### Action item
Lines with the word "screenshot" are the ones wanted. Copy each of them from the entries below.

### Given data

====

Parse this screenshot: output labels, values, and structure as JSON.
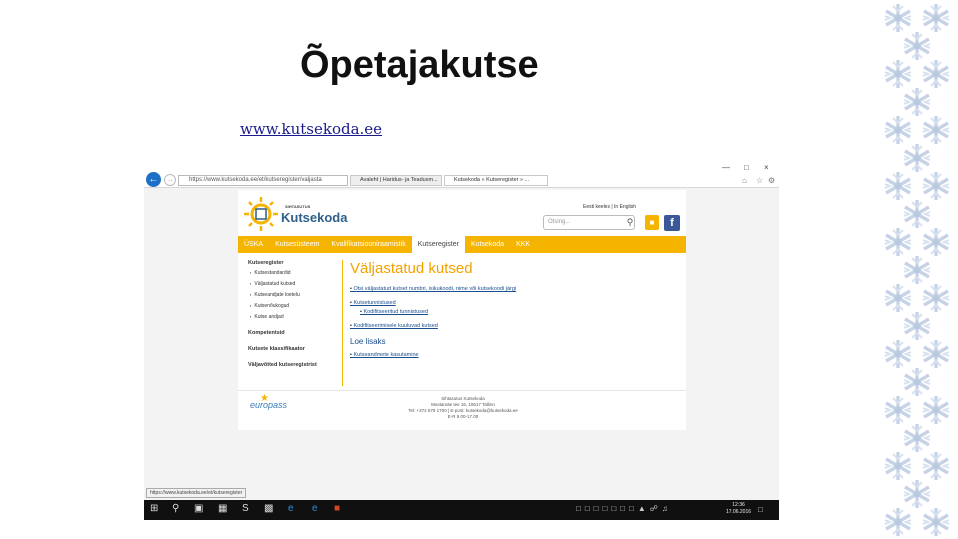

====

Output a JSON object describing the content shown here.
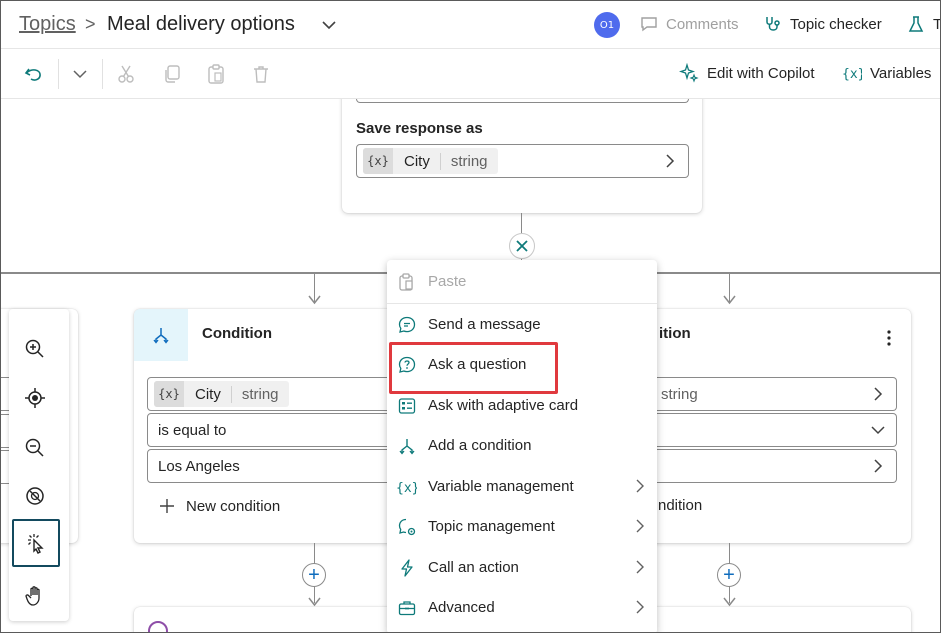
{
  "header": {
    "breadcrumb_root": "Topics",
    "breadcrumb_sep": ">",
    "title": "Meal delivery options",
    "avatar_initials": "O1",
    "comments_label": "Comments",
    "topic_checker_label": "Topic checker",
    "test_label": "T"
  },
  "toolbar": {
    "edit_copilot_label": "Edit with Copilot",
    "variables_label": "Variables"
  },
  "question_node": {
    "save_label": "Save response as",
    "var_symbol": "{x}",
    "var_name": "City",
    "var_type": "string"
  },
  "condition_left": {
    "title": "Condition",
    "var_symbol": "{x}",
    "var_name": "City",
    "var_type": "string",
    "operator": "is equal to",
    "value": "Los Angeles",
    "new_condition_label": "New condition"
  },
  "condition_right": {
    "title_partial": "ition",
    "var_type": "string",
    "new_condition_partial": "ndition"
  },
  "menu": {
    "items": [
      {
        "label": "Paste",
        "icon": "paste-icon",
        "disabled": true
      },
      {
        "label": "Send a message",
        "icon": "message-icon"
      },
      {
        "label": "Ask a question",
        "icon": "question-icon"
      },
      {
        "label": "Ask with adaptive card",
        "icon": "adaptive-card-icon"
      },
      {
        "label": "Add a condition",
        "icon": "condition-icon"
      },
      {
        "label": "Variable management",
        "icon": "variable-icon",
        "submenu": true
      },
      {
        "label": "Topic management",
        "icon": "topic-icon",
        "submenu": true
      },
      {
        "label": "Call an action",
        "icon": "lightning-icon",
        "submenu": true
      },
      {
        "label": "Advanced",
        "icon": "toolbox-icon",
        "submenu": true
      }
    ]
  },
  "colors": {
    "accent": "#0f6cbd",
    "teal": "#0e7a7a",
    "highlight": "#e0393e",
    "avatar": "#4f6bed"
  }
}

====

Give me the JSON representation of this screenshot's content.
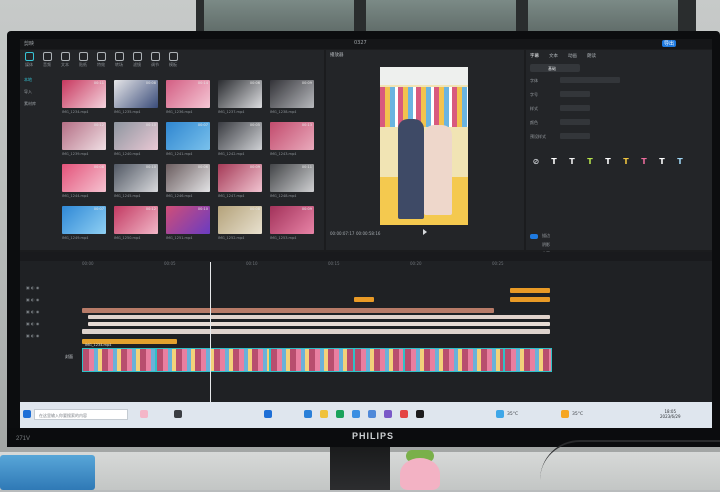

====

### Exercise solution
Parse this screenshot: output labels, values, and structure as JSON.
Give me the JSON representation of this screenshot's content.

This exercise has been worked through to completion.